warlike, were decisive in other, subtler ways. As the homes to kings, queens and nobles, they were the places where plots were hatched, marriages were consummated, and murders were committed. As places of work, they were important to scores of others: clerks, cooks, farriers, stable lads, travelling players and troubadour poets. And even for those who lived outside their walls, castles were a central part of their lives. It was to the castle that people would come to pay their taxes, or to stand trial in their lord’s court. Whether royal or noble, castles were the administrative hubs of the Middle Ages, and were important to every rank of society.

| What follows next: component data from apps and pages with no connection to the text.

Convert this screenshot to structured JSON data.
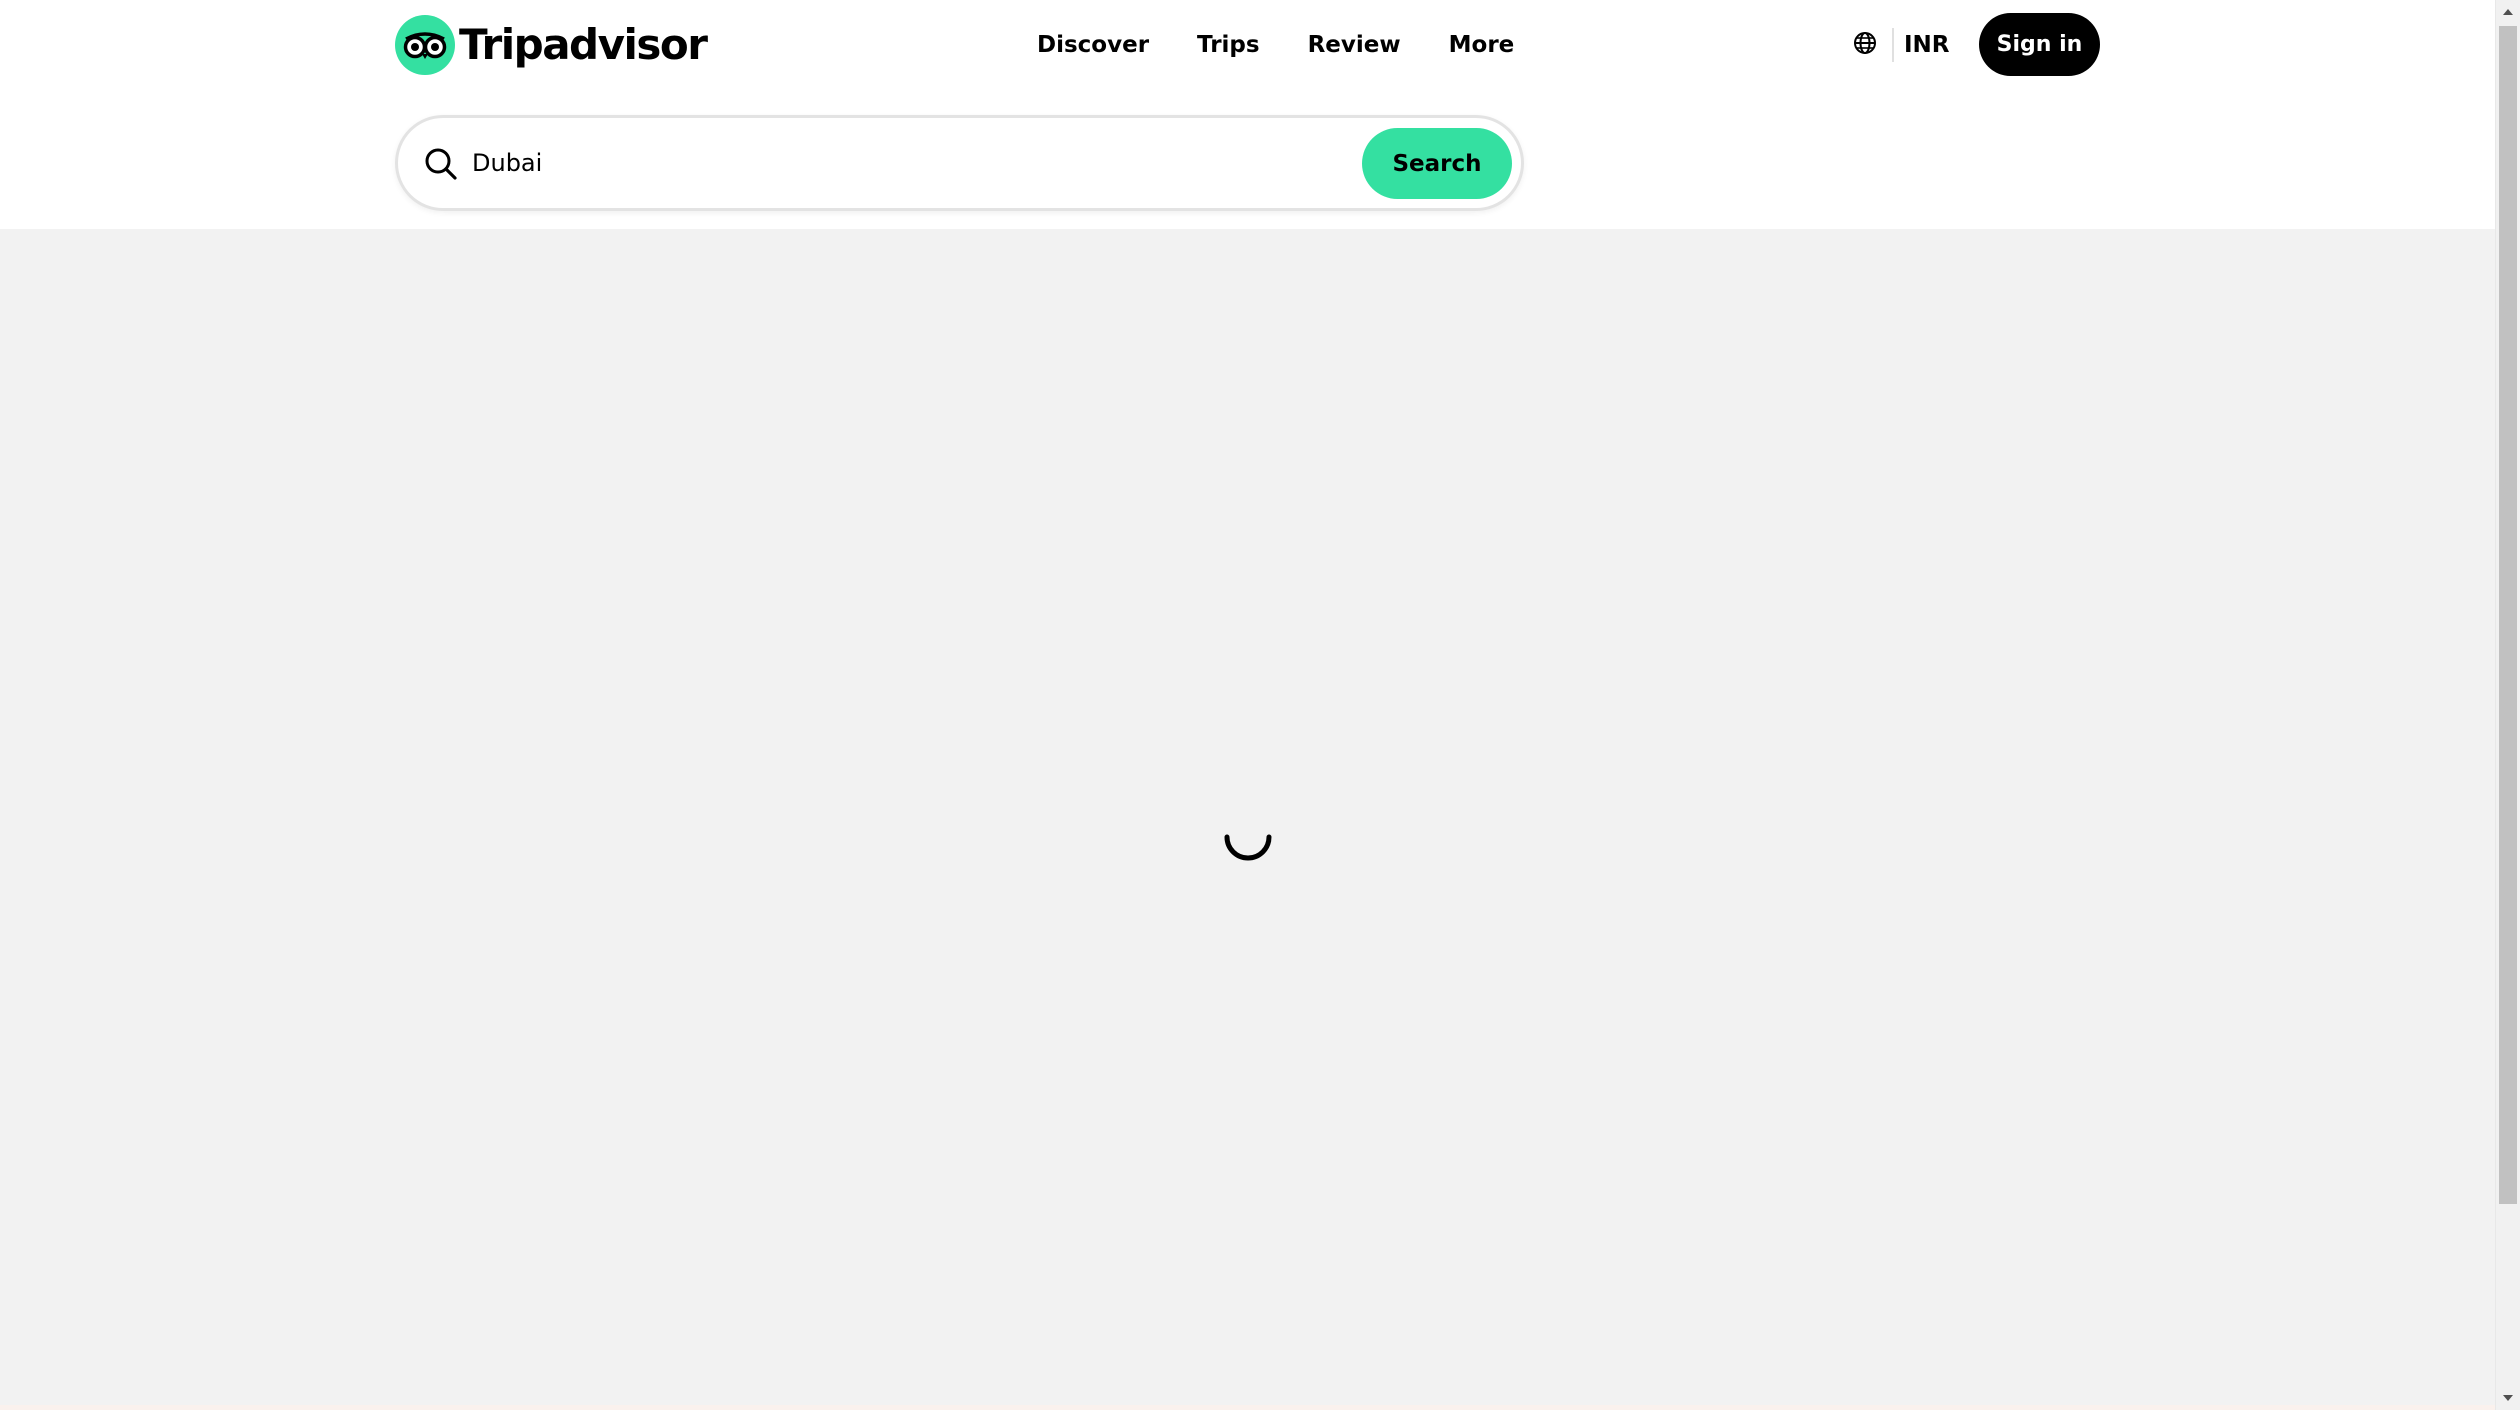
{
  "header": {
    "brand": "Tripadvisor",
    "nav": [
      "Discover",
      "Trips",
      "Review",
      "More"
    ],
    "currency": "INR",
    "signin_label": "Sign in"
  },
  "search": {
    "value": "Dubai",
    "button_label": "Search"
  },
  "icons": {
    "logo": "tripadvisor-owl-icon",
    "search": "search-icon",
    "language": "globe-icon",
    "loading": "loading-spinner-icon"
  },
  "colors": {
    "brand_green": "#34e0a1",
    "signin_bg": "#000000",
    "page_bg": "#f2f2f2",
    "header_bg": "#ffffff"
  }
}
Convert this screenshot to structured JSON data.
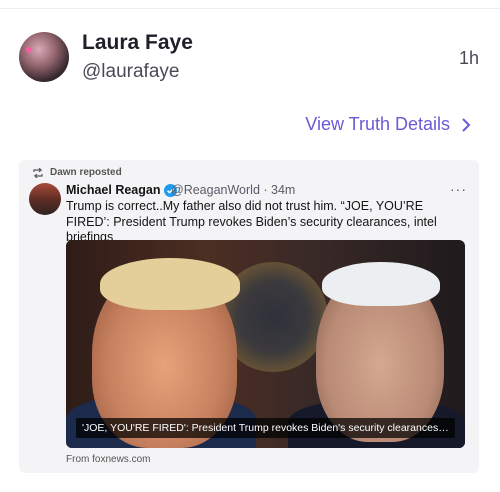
{
  "post": {
    "author_name": "Laura Faye",
    "author_handle": "@laurafaye",
    "time": "1h",
    "details_link": "View Truth Details"
  },
  "repost": {
    "reposted_by": "Dawn reposted",
    "author_name": "Michael Reagan",
    "author_handle_time": "@ReaganWorld · 34m",
    "text": "Trump is correct..My father also did not trust him. “JOE, YOU’RE FIRED’: President Trump revokes Biden’s security clearances, intel briefings",
    "image_caption": "'JOE, YOU'RE FIRED': President Trump revokes Biden's security clearances, int...",
    "source": "From foxnews.com",
    "more": "···"
  },
  "colors": {
    "link": "#6a5ad6",
    "verified": "#1d9bf0"
  }
}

What follows is not a guide to castles, nor a comprehensive gazetteer. It is certainly not the final word on the subject, which is currently attracting more scholarly interest than ever before. It is simply my version of the castle story, and an invitation to readers to think further about these magnificent buildings. I hope it will encourage people to reflect on the motives of the men who built them, the experiences of the families who lived in them, and the pain of the people who died defending them. Most of all, I hope it will incite people to visit the castles themselves. To stand on top of the battlements of Rochester in the middle of winter, whipped by the wind and the rain, is enough to make you sympathize with those knights who were trapped inside during King John’s great siege of October and November 1215. To gaze on the massive walls of Caernarfon, one can only wonder what on earth drove Edward I to construct such an undeniably impressive, but colossally expensive and ultimately unsustainable demonstration of power. To walk around the moat at Bodiam in the early morning sunshine, and see the reflection of the castle shimmering on the water, is a sufficient reminder, if any reminder is necessary, of just how splendid and beautiful these buildings can be.